I say I knew him, but not really...and I don't want to give the impression that we were in any way close. But we would exchange letters from time to time. He even critiqued my work occasionally, for which I have always been grateful. But almost every time we would meet I would have to remind him who I was. Yes, this could have been partially because he was always drunk; but also because I am not a shining, glowing personality who is easy to remember.
I met Karl at least a dozen times. I always had to reintroduce myself. The only time he recalled who I am was when I saw him at an sf show in Atlanta not long before he died. He noticed me across the room and came over to chat. And although I said nothing, he could see the pure horror on my face and he stopped what he was talking about and said: "I have Rocky Mountain Spotted Fever." Then he showed me red spots on his pale, emaciated arm. "That's why I look the way I do." I later found it was a story he had concocted to tell people who were similarly horrified at his physical state. He didn't have the Fever, of course, and was just dying of a liver that had ceased to operate due to his chronic alcoholism. But I could not hide the shock that was painted over my face. The last time I'd seen him he was his hale, hearty, vibrant Viking self. And then I see this sick, wizened, obviously dying old man. Noting that horror on my face, he had to say something.
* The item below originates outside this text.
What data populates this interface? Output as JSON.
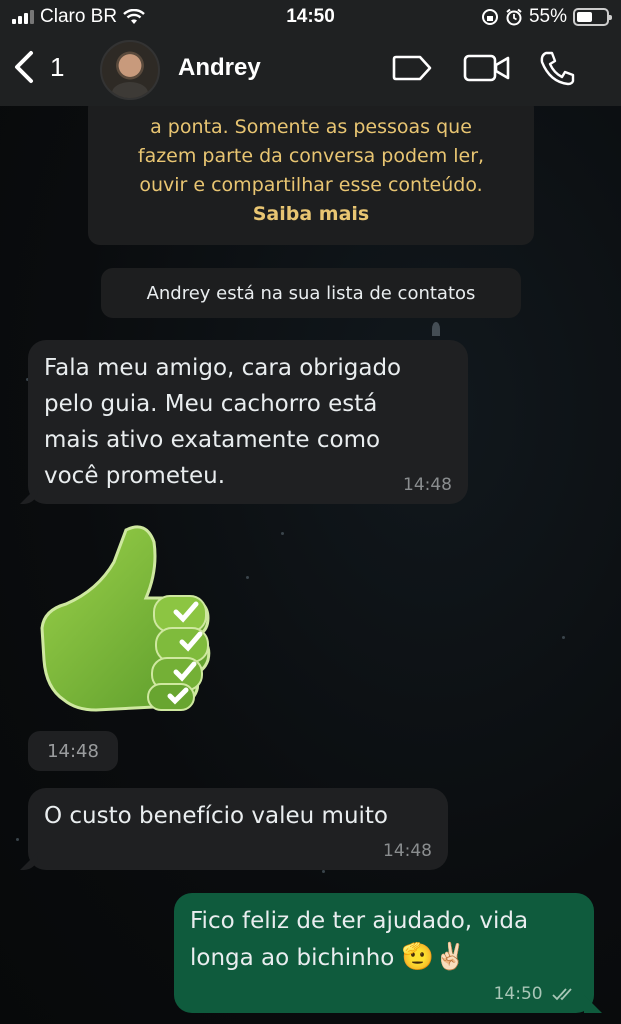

Now...damn. It seems no one recalls him. Until recently his books were out of print in any affordable way. I had seen his novels and stories appear in the past decade or so, but in very expensive limited edition books far beyond the affordability of casual readers. This giant of fantasy and horror is completely out of the view of the reading public.
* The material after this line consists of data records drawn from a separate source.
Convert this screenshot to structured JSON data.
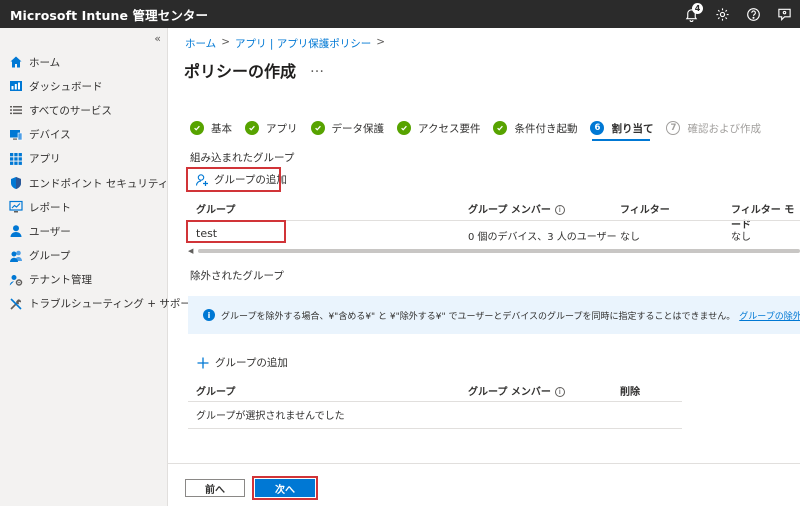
{
  "app": {
    "title": "Microsoft Intune 管理センター",
    "notification_count": "4"
  },
  "topbar": {
    "icons": [
      "bell-icon",
      "gear-icon",
      "help-icon",
      "feedback-icon"
    ]
  },
  "sidebar": {
    "collapse_glyph": "«",
    "items": [
      {
        "label": "ホーム",
        "icon": "home-icon"
      },
      {
        "label": "ダッシュボード",
        "icon": "dashboard-icon"
      },
      {
        "label": "すべてのサービス",
        "icon": "list-icon"
      },
      {
        "label": "デバイス",
        "icon": "devices-icon"
      },
      {
        "label": "アプリ",
        "icon": "apps-icon"
      },
      {
        "label": "エンドポイント セキュリティ",
        "icon": "shield-icon"
      },
      {
        "label": "レポート",
        "icon": "reports-icon"
      },
      {
        "label": "ユーザー",
        "icon": "user-icon"
      },
      {
        "label": "グループ",
        "icon": "group-icon"
      },
      {
        "label": "テナント管理",
        "icon": "tenant-icon"
      },
      {
        "label": "トラブルシューティング + サポート",
        "icon": "tools-icon"
      }
    ]
  },
  "breadcrumb": {
    "items": [
      "ホーム",
      "アプリ | アプリ保護ポリシー"
    ],
    "sep": ">"
  },
  "page": {
    "title": "ポリシーの作成",
    "more": "…"
  },
  "steps": [
    {
      "label": "基本",
      "state": "done",
      "num": ""
    },
    {
      "label": "アプリ",
      "state": "done",
      "num": ""
    },
    {
      "label": "データ保護",
      "state": "done",
      "num": ""
    },
    {
      "label": "アクセス要件",
      "state": "done",
      "num": ""
    },
    {
      "label": "条件付き起動",
      "state": "done",
      "num": ""
    },
    {
      "label": "割り当て",
      "state": "current",
      "num": "6"
    },
    {
      "label": "確認および作成",
      "state": "pending",
      "num": "7"
    }
  ],
  "included": {
    "section_label": "組み込まれたグループ",
    "add_label": "グループの追加",
    "columns": {
      "group": "グループ",
      "members": "グループ メンバー",
      "filter": "フィルター",
      "filter_mode": "フィルター モード"
    },
    "row": {
      "group": "test",
      "members": "0 個のデバイス、3 人のユーザー",
      "filter": "なし",
      "filter_mode": "なし"
    }
  },
  "excluded": {
    "section_label": "除外されたグループ",
    "info_text": "グループを除外する場合、¥\"含める¥\" と ¥\"除外する¥\" でユーザーとデバイスのグループを同時に指定することはできません。",
    "info_link": "グループの除外の詳細については、ここ",
    "add_label": "グループの追加",
    "columns": {
      "group": "グループ",
      "members": "グループ メンバー",
      "delete": "削除"
    },
    "empty_text": "グループが選択されませんでした"
  },
  "footer": {
    "back_label": "前へ",
    "next_label": "次へ"
  },
  "colors": {
    "accent": "#0078d4",
    "success": "#57a300",
    "highlight": "#d13438",
    "topbar": "#2b2b2b"
  }
}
These days, I think you can land his fiction courtesy of the company who seems to have inherited the rights of the works that he published under the old Warner imprint.
I recommend his fiction as highly as I possibly can.
|Karl Wagner during his healthier days.|
|Wagner and a rendition of his alter-ego, Kane, the Mystic Swordsman.|
|This is how most people became familiar with his work--through the Warner books paperbacks with those amazing Frank Frazetta covers.|